• What you need to do: When you repeat the material, keep each line exact and omit the pictures.

• Exercise data:

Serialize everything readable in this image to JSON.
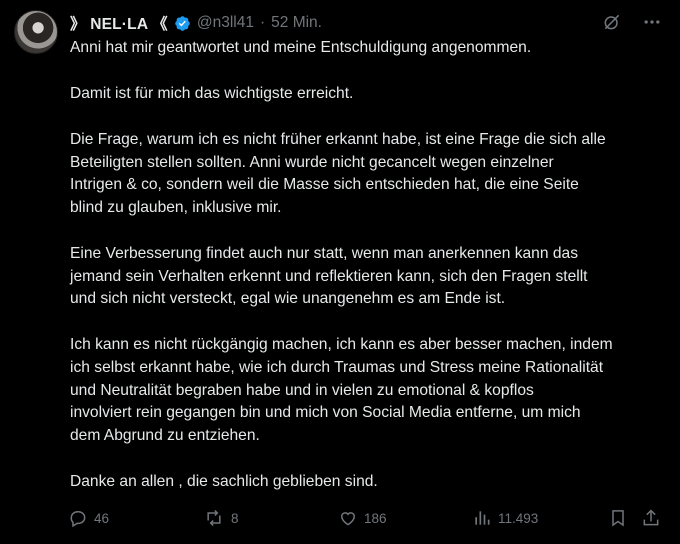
{
  "author": {
    "display_name": "》 NEL·LA 《",
    "handle": "@n3ll41",
    "separator": "·",
    "time": "52 Min."
  },
  "tweet": {
    "paragraphs": [
      "Anni hat mir geantwortet und meine Entschuldigung angenommen.",
      "Damit ist für mich das wichtigste erreicht.",
      "Die Frage, warum ich es nicht früher erkannt habe, ist eine Frage die sich alle\nBeteiligten stellen sollten. Anni wurde nicht gecancelt wegen einzelner\nIntrigen & co, sondern weil die Masse sich entschieden hat, die eine Seite\nblind zu glauben, inklusive mir.",
      "Eine Verbesserung findet auch nur statt, wenn man anerkennen kann das\njemand sein Verhalten erkennt und reflektieren kann, sich den Fragen stellt\nund sich nicht versteckt, egal wie unangenehm es am Ende ist.",
      "Ich kann es nicht rückgängig machen, ich kann es aber besser machen, indem\nich selbst erkannt habe, wie ich durch Traumas und Stress meine Rationalität\nund Neutralität begraben habe und in vielen zu emotional & kopflos\ninvolviert rein gegangen bin und mich von Social Media entferne, um mich\ndem Abgrund zu entziehen.",
      "Danke an allen , die sachlich geblieben sind."
    ]
  },
  "stats": {
    "replies": "46",
    "reposts": "8",
    "likes": "186",
    "views": "11.493"
  },
  "colors": {
    "background": "#000000",
    "text": "#e7e9ea",
    "muted": "#71767b",
    "verified": "#1d9bf0"
  },
  "icons": [
    "verified-badge-icon",
    "grok-icon",
    "more-icon",
    "reply-icon",
    "repost-icon",
    "like-icon",
    "views-icon",
    "bookmark-icon",
    "share-icon"
  ]
}
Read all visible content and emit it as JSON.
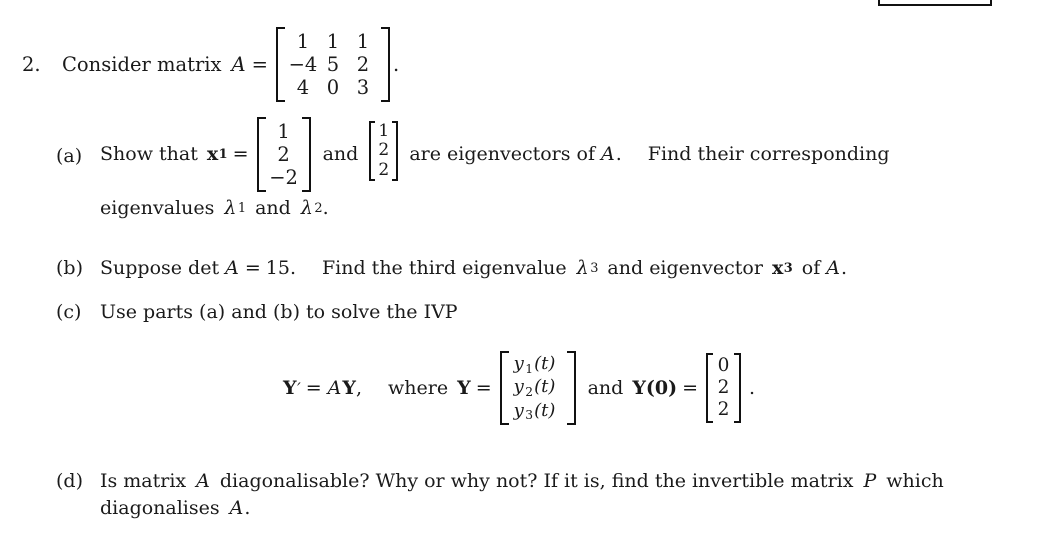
{
  "document": {
    "type": "math-exercise",
    "question_number": "2.",
    "stem": {
      "lead_text": "Consider matrix",
      "matrix_symbol": "A",
      "equals": "=",
      "matrix": {
        "rows": [
          [
            "1",
            "1",
            "1"
          ],
          [
            "−4",
            "5",
            "2"
          ],
          [
            "4",
            "0",
            "3"
          ]
        ]
      },
      "trailing_punctuation": "."
    },
    "parts": [
      {
        "label": "(a)",
        "line1": {
          "text_before": "Show that",
          "vector_symbol": "x",
          "vector_subscript": "1",
          "equals": "=",
          "vector1": [
            "1",
            "2",
            "−2"
          ],
          "conjunction": "and",
          "vector2": [
            "1",
            "2",
            "2"
          ],
          "text_after": "are eigenvectors of",
          "matrix_symbol": "A",
          "sentence_end": ".",
          "text_tail": "Find their corresponding"
        },
        "line2": {
          "text_before": "eigenvalues",
          "lambda1": "λ",
          "lambda1_sub": "1",
          "conjunction": "and",
          "lambda2": "λ",
          "lambda2_sub": "2",
          "sentence_end": "."
        }
      },
      {
        "label": "(b)",
        "line1": {
          "text_before": "Suppose det",
          "matrix_symbol": "A",
          "equals": "=",
          "determinant_value": "15",
          "period": ".",
          "text_mid": "Find the third eigenvalue",
          "lambda3": "λ",
          "lambda3_sub": "3",
          "text_mid2": "and eigenvector",
          "vector_symbol": "x",
          "vector_subscript": "3",
          "text_after": "of",
          "matrix_symbol2": "A",
          "sentence_end": "."
        }
      },
      {
        "label": "(c)",
        "line1": {
          "text": "Use parts (a) and (b) to solve the IVP"
        },
        "equation": {
          "lhs_vector": "Y",
          "prime": "′",
          "equals": "=",
          "matrix_symbol": "A",
          "rhs_vector": "Y",
          "comma": ",",
          "where_text": "where",
          "y_symbol": "Y",
          "equals2": "=",
          "y_components": [
            "y₁(t)",
            "y₂(t)",
            "y₃(t)"
          ],
          "y_components_parts": [
            {
              "base": "y",
              "sub": "1",
              "arg": "(t)"
            },
            {
              "base": "y",
              "sub": "2",
              "arg": "(t)"
            },
            {
              "base": "y",
              "sub": "3",
              "arg": "(t)"
            }
          ],
          "conjunction": "and",
          "initial_symbol": "Y",
          "initial_arg": "(0)",
          "equals3": "=",
          "initial_vector": [
            "0",
            "2",
            "2"
          ],
          "trailing_punctuation": "."
        }
      },
      {
        "label": "(d)",
        "line1": {
          "text_before": "Is matrix",
          "matrix_symbol": "A",
          "text_mid": "diagonalisable? Why or why not? If it is, find the invertible matrix",
          "p_symbol": "P",
          "text_after": "which"
        },
        "line2": {
          "text_before": "diagonalises",
          "matrix_symbol": "A",
          "sentence_end": "."
        }
      }
    ]
  },
  "artifacts": {
    "top_right_box": {
      "description": "cropped-rectangle-outline",
      "color": "#111111"
    }
  },
  "colors": {
    "page_background": "#ffffff",
    "text": "#1a1a1a",
    "rule": "#111111"
  }
}
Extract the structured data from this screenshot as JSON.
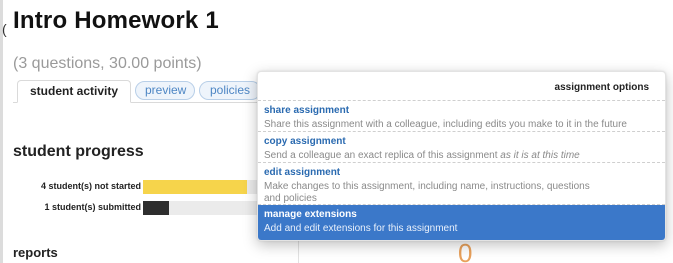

• Response to this exercise:
Serialize everything readable in this image to JSON.
{
  "author": {
    "display_name": "》 NEL·LA 《",
    "handle": "@n3ll41",
    "separator": "·",
    "time": "52 Min."
  },
  "tweet": {
    "paragraphs": [
      "Anni hat mir geantwortet und meine Entschuldigung angenommen.",
      "Damit ist für mich das wichtigste erreicht.",
      "Die Frage, warum ich es nicht früher erkannt habe, ist eine Frage die sich alle\nBeteiligten stellen sollten. Anni wurde nicht gecancelt wegen einzelner\nIntrigen & co, sondern weil die Masse sich entschieden hat, die eine Seite\nblind zu glauben, inklusive mir.",
      "Eine Verbesserung findet auch nur statt, wenn man anerkennen kann das\njemand sein Verhalten erkennt und reflektieren kann, sich den Fragen stellt\nund sich nicht versteckt, egal wie unangenehm es am Ende ist.",
      "Ich kann es nicht rückgängig machen, ich kann es aber besser machen, indem\nich selbst erkannt habe, wie ich durch Traumas und Stress meine Rationalität\nund Neutralität begraben habe und in vielen zu emotional & kopflos\ninvolviert rein gegangen bin und mich von Social Media entferne, um mich\ndem Abgrund zu entziehen.",
      "Danke an allen , die sachlich geblieben sind."
    ]
  },
  "stats": {
    "replies": "46",
    "reposts": "8",
    "likes": "186",
    "views": "11.493"
  },
  "colors": {
    "background": "#000000",
    "text": "#e7e9ea",
    "muted": "#71767b",
    "verified": "#1d9bf0"
  },
  "icons": [
    "verified-badge-icon",
    "grok-icon",
    "more-icon",
    "reply-icon",
    "repost-icon",
    "like-icon",
    "views-icon",
    "bookmark-icon",
    "share-icon"
  ]
}
Read all visible content and emit it as JSON.
{
  "document": {
    "type": "math-exercise",
    "question_number": "2.",
    "stem": {
      "lead_text": "Consider matrix",
      "matrix_symbol": "A",
      "equals": "=",
      "matrix": {
        "rows": [
          [
            "1",
            "1",
            "1"
          ],
          [
            "−4",
            "5",
            "2"
          ],
          [
            "4",
            "0",
            "3"
          ]
        ]
      },
      "trailing_punctuation": "."
    },
    "parts": [
      {
        "label": "(a)",
        "line1": {
          "text_before": "Show that",
          "vector_symbol": "x",
          "vector_subscript": "1",
          "equals": "=",
          "vector1": [
            "1",
            "2",
            "−2"
          ],
          "conjunction": "and",
          "vector2": [
            "1",
            "2",
            "2"
          ],
          "text_after": "are eigenvectors of",
          "matrix_symbol": "A",
          "sentence_end": ".",
          "text_tail": "Find their corresponding"
        },
        "line2": {
          "text_before": "eigenvalues",
          "lambda1": "λ",
          "lambda1_sub": "1",
          "conjunction": "and",
          "lambda2": "λ",
          "lambda2_sub": "2",
          "sentence_end": "."
        }
      },
      {
        "label": "(b)",
        "line1": {
          "text_before": "Suppose det",
          "matrix_symbol": "A",
          "equals": "=",
          "determinant_value": "15",
          "period": ".",
          "text_mid": "Find the third eigenvalue",
          "lambda3": "λ",
          "lambda3_sub": "3",
          "text_mid2": "and eigenvector",
          "vector_symbol": "x",
          "vector_subscript": "3",
          "text_after": "of",
          "matrix_symbol2": "A",
          "sentence_end": "."
        }
      },
      {
        "label": "(c)",
        "line1": {
          "text": "Use parts (a) and (b) to solve the IVP"
        },
        "equation": {
          "lhs_vector": "Y",
          "prime": "′",
          "equals": "=",
          "matrix_symbol": "A",
          "rhs_vector": "Y",
          "comma": ",",
          "where_text": "where",
          "y_symbol": "Y",
          "equals2": "=",
          "y_components": [
            "y₁(t)",
            "y₂(t)",
            "y₃(t)"
          ],
          "y_components_parts": [
            {
              "base": "y",
              "sub": "1",
              "arg": "(t)"
            },
            {
              "base": "y",
              "sub": "2",
              "arg": "(t)"
            },
            {
              "base": "y",
              "sub": "3",
              "arg": "(t)"
            }
          ],
          "conjunction": "and",
          "initial_symbol": "Y",
          "initial_arg": "(0)",
          "equals3": "=",
          "initial_vector": [
            "0",
            "2",
            "2"
          ],
          "trailing_punctuation": "."
        }
      },
      {
        "label": "(d)",
        "line1": {
          "text_before": "Is matrix",
          "matrix_symbol": "A",
          "text_mid": "diagonalisable? Why or why not? If it is, find the invertible matrix",
          "p_symbol": "P",
          "text_after": "which"
        },
        "line2": {
          "text_before": "diagonalises",
          "matrix_symbol": "A",
          "sentence_end": "."
        }
      }
    ]
  },
  "artifacts": {
    "top_right_box": {
      "description": "cropped-rectangle-outline",
      "color": "#111111"
    }
  },
  "colors": {
    "page_background": "#ffffff",
    "text": "#1a1a1a",
    "rule": "#111111"
  }
}
Extract the structured data from this screenshot as JSON.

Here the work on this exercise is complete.